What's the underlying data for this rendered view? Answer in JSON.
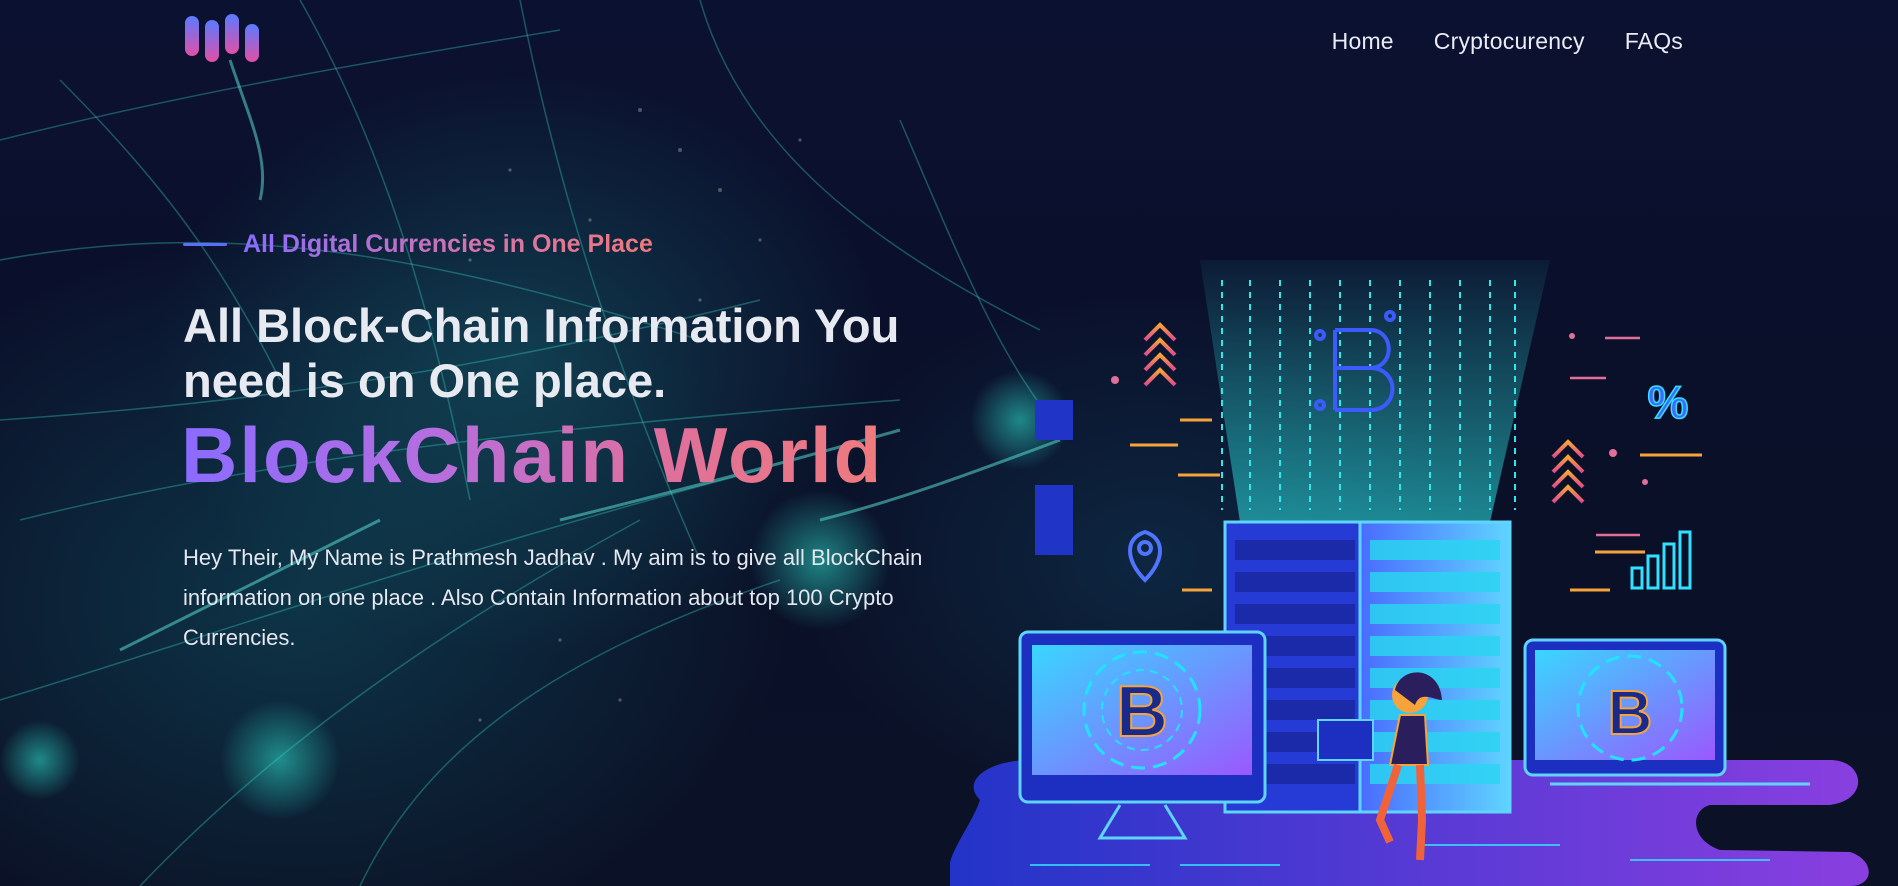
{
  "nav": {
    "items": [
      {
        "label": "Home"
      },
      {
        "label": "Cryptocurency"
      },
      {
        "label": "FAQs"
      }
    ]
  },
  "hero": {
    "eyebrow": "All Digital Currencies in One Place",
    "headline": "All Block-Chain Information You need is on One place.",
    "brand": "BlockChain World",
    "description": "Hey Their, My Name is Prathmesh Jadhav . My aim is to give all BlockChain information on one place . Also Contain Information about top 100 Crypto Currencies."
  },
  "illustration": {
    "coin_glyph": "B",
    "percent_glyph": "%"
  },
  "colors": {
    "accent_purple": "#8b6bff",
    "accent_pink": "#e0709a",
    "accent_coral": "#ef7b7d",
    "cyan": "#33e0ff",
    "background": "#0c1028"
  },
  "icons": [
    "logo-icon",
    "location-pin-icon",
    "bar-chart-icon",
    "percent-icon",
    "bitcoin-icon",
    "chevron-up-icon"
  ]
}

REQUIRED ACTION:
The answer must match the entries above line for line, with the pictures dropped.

EXERCISE RESPONSE:
What's the underlying data for this rendered view? Answer in JSON.
{
  "nav": {
    "items": [
      {
        "label": "Home"
      },
      {
        "label": "Cryptocurency"
      },
      {
        "label": "FAQs"
      }
    ]
  },
  "hero": {
    "eyebrow": "All Digital Currencies in One Place",
    "headline": "All Block-Chain Information You need is on One place.",
    "brand": "BlockChain World",
    "description": "Hey Their, My Name is Prathmesh Jadhav . My aim is to give all BlockChain information on one place . Also Contain Information about top 100 Crypto Currencies."
  },
  "illustration": {
    "coin_glyph": "B",
    "percent_glyph": "%"
  },
  "colors": {
    "accent_purple": "#8b6bff",
    "accent_pink": "#e0709a",
    "accent_coral": "#ef7b7d",
    "cyan": "#33e0ff",
    "background": "#0c1028"
  },
  "icons": [
    "logo-icon",
    "location-pin-icon",
    "bar-chart-icon",
    "percent-icon",
    "bitcoin-icon",
    "chevron-up-icon"
  ]
}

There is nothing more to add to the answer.